EXERCISE DETAILS
Copy all lines containing the string "icon" from the records below.

*** DATA FOR REVIEW Section Begins ***

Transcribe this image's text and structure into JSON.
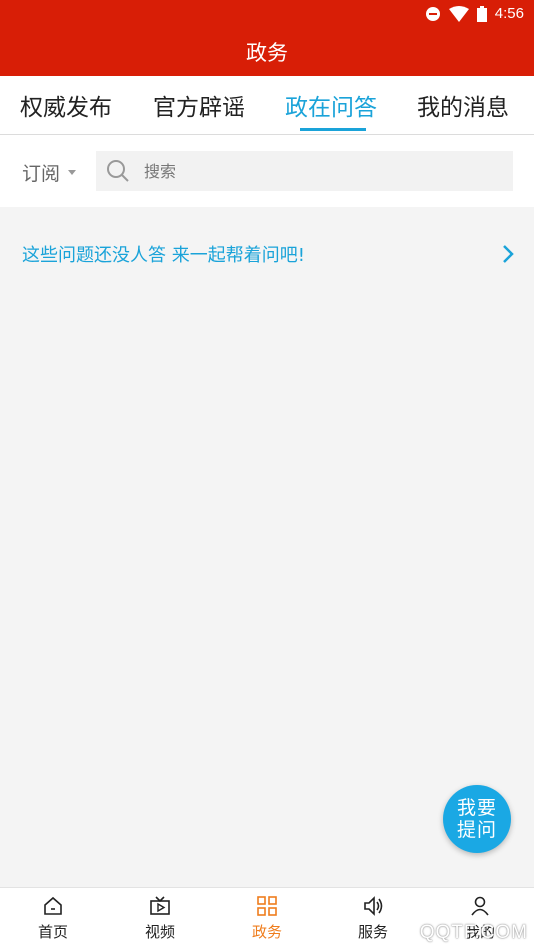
{
  "status_bar": {
    "time": "4:56"
  },
  "header": {
    "title": "政务"
  },
  "tabs": [
    {
      "label": "权威发布",
      "active": false
    },
    {
      "label": "官方辟谣",
      "active": false
    },
    {
      "label": "政在问答",
      "active": true
    },
    {
      "label": "我的消息",
      "active": false
    }
  ],
  "filter": {
    "subscribe_label": "订阅",
    "search_placeholder": "搜索"
  },
  "prompt": {
    "text": "这些问题还没人答 来一起帮着问吧!"
  },
  "fab": {
    "label": "我要提问"
  },
  "bottom_nav": [
    {
      "label": "首页",
      "icon": "home-icon",
      "active": false
    },
    {
      "label": "视频",
      "icon": "video-icon",
      "active": false
    },
    {
      "label": "政务",
      "icon": "grid-icon",
      "active": true
    },
    {
      "label": "服务",
      "icon": "speaker-icon",
      "active": false
    },
    {
      "label": "我的",
      "icon": "user-icon",
      "active": false
    }
  ],
  "watermark": "QQTF.COM",
  "colors": {
    "brand_red": "#d81e06",
    "accent_blue": "#1aa3d9",
    "nav_active": "#ef7d1d"
  }
}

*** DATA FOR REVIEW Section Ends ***

OUTPUT FOR THIS EXERCISE
      "icon": "home-icon",
      "icon": "video-icon",
      "icon": "grid-icon",
      "icon": "speaker-icon",
      "icon": "user-icon",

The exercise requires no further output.